Kilgore Addresses U Of I Trustees
By Hannah Meisel, with additional reporting from The Associated Press
University of Illinois instructor and 1970's-era radical James Kilgore says he's ashamed of his actions as a younger man but shouldn't be barred from teaching. His teaching career remains in doubt as one of his contracts expires Thursday.
U of I Trustees ended a meeting Wednesday without taking action on his case.
Kilgore was a member of the Symbionese Liberation Army, a group best known for kidnapping Patty Hearst in 1974. A year later, he was convicted of murder for his role in a bank robbery the group carried out the next year in which a housewife died.
After decades on the run, Kilgore served six years in prison for that crime, and eventually found work as an adjunct professor at the U of I's Urbana campus.
Last month, his contract was not renewed. A university committee is now reviewing whether Kilgore can continue teaching after he says he was told he would lose his position.
Kilgore argues that's a violation of academic freedom and mistreatment of adjunct faculty.
"As a young man, I committed acts of which I stand ashamed," he said. "Who better to tell someone how to avoid a destructive path than someone who has walked that path?"
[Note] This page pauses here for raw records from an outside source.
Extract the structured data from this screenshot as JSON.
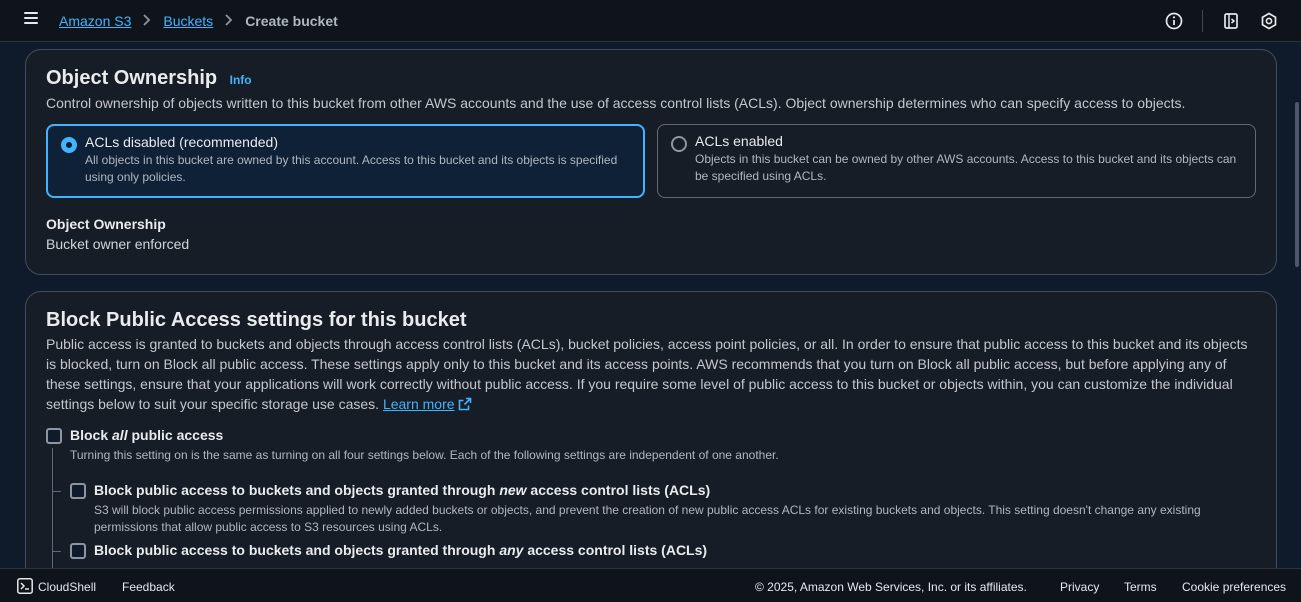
{
  "breadcrumb": {
    "root": "Amazon S3",
    "parent": "Buckets",
    "current": "Create bucket"
  },
  "object_ownership": {
    "title": "Object Ownership",
    "info": "Info",
    "description": "Control ownership of objects written to this bucket from other AWS accounts and the use of access control lists (ACLs). Object ownership determines who can specify access to objects.",
    "options": [
      {
        "label": "ACLs disabled (recommended)",
        "description": "All objects in this bucket are owned by this account. Access to this bucket and its objects is specified using only policies.",
        "selected": true
      },
      {
        "label": "ACLs enabled",
        "description": "Objects in this bucket can be owned by other AWS accounts. Access to this bucket and its objects can be specified using ACLs.",
        "selected": false
      }
    ],
    "summary_label": "Object Ownership",
    "summary_value": "Bucket owner enforced"
  },
  "block_public_access": {
    "title": "Block Public Access settings for this bucket",
    "description": "Public access is granted to buckets and objects through access control lists (ACLs), bucket policies, access point policies, or all. In order to ensure that public access to this bucket and its objects is blocked, turn on Block all public access. These settings apply only to this bucket and its access points. AWS recommends that you turn on Block all public access, but before applying any of these settings, ensure that your applications will work correctly without public access. If you require some level of public access to this bucket or objects within, you can customize the individual settings below to suit your storage use cases.",
    "description_display": "Public access is granted to buckets and objects through access control lists (ACLs), bucket policies, access point policies, or all. In order to ensure that public access to this bucket and its objects is blocked, turn on Block all public access. These settings apply only to this bucket and its access points. AWS recommends that you turn on Block all public access, but before applying any of these settings, ensure that your applications will work correctly without public access. If you require some level of public access to this bucket or objects within, you can customize the individual settings below to suit your specific storage use cases.",
    "learn_more": "Learn more",
    "block_all": {
      "prefix": "Block ",
      "emph": "all",
      "suffix": " public access",
      "description": "Turning this setting on is the same as turning on all four settings below. Each of the following settings are independent of one another.",
      "checked": false
    },
    "setting_new_acl": {
      "prefix": "Block public access to buckets and objects granted through ",
      "emph": "new",
      "suffix": " access control lists (ACLs)",
      "description": "S3 will block public access permissions applied to newly added buckets or objects, and prevent the creation of new public access ACLs for existing buckets and objects. This setting doesn't change any existing permissions that allow public access to S3 resources using ACLs.",
      "checked": false
    },
    "setting_any_acl": {
      "prefix": "Block public access to buckets and objects granted through ",
      "emph": "any",
      "suffix": " access control lists (ACLs)",
      "checked": false
    }
  },
  "footer": {
    "cloudshell": "CloudShell",
    "feedback": "Feedback",
    "copyright": "© 2025, Amazon Web Services, Inc. or its affiliates.",
    "privacy": "Privacy",
    "terms": "Terms",
    "cookies": "Cookie preferences"
  },
  "colors": {
    "accent": "#42b4ff",
    "background": "#0f1b2a",
    "panel": "#161d26"
  }
}
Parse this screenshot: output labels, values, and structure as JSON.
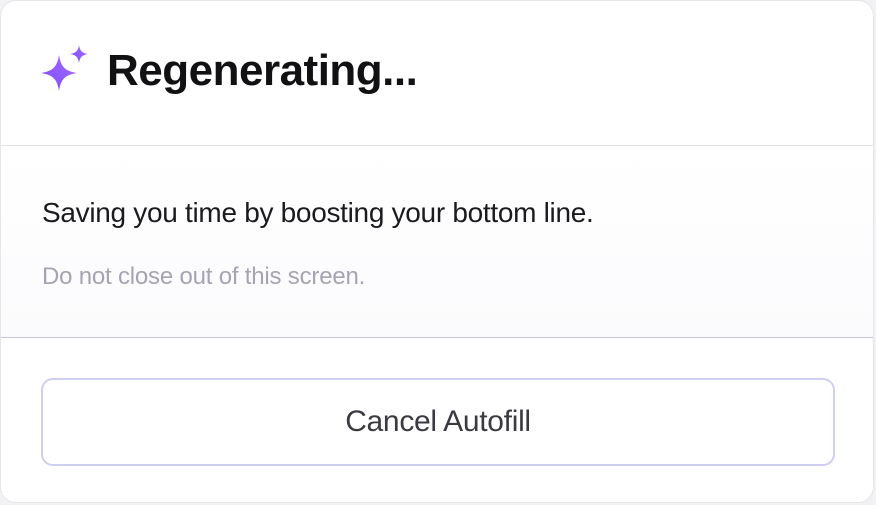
{
  "dialog": {
    "title": "Regenerating...",
    "icon": "sparkle-icon",
    "message": "Saving you time by boosting your bottom line.",
    "warning": "Do not close out of this screen.",
    "cancel_label": "Cancel Autofill"
  },
  "colors": {
    "accent": "#8b5cf6",
    "title": "#111114",
    "muted": "#a6a4b3",
    "button_border": "#cfcff0"
  }
}
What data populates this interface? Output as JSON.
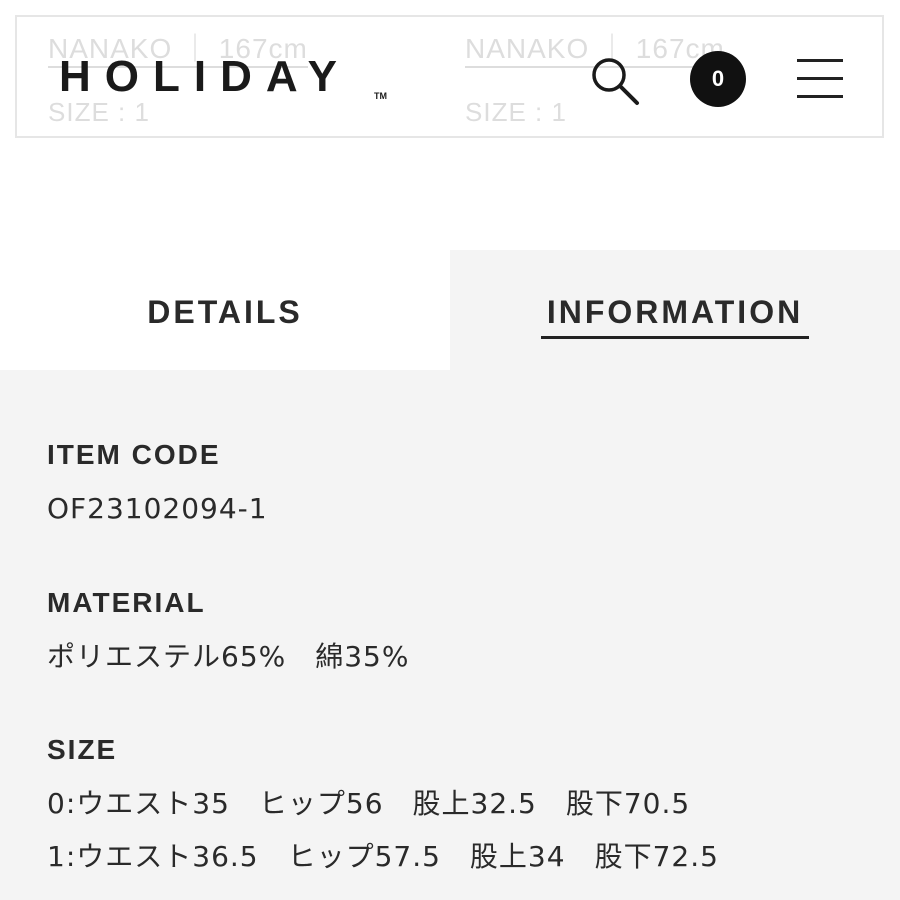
{
  "header": {
    "logo_text": "HOLIDAY",
    "logo_trademark": "TM",
    "cart_count": "0",
    "background_model_labels": [
      {
        "model": "NANAKO ｜ 167cm",
        "size": "SIZE : 1"
      },
      {
        "model": "NANAKO ｜ 167cm",
        "size": "SIZE : 1"
      }
    ],
    "icons": {
      "search": "search-icon",
      "cart": "cart-icon",
      "menu": "hamburger-menu-icon"
    }
  },
  "tabs": [
    {
      "label": "DETAILS",
      "active": false
    },
    {
      "label": "INFORMATION",
      "active": true
    }
  ],
  "information": {
    "item_code": {
      "heading": "ITEM CODE",
      "value": "OF23102094-1"
    },
    "material": {
      "heading": "MATERIAL",
      "value": "ポリエステル65%　綿35%"
    },
    "size": {
      "heading": "SIZE",
      "rows": [
        "0:ウエスト35　ヒップ56　股上32.5　股下70.5",
        "1:ウエスト36.5　ヒップ57.5　股上34　股下72.5"
      ]
    }
  },
  "colors": {
    "text": "#222222",
    "panel_background": "#f4f4f4",
    "header_border": "#e6e6e6",
    "cart_badge": "#111111"
  }
}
The Board of Trustees wants to mandate criminal background checks on all new employees.
Trustee Patrick Fitzgerald, the former federal prosecutor who sent two Illinois governors to prison, said there should not be a policy to automatically exclude people with criminal records.
"The issue of how to deal with a population that's gone through prison and tries to reintegrate into society is a vexing one," he said.
Nevertheless, Fitzgerald said the board should still be able to exclude such people in some cases. And he says this case has nothing to do with academic freedom.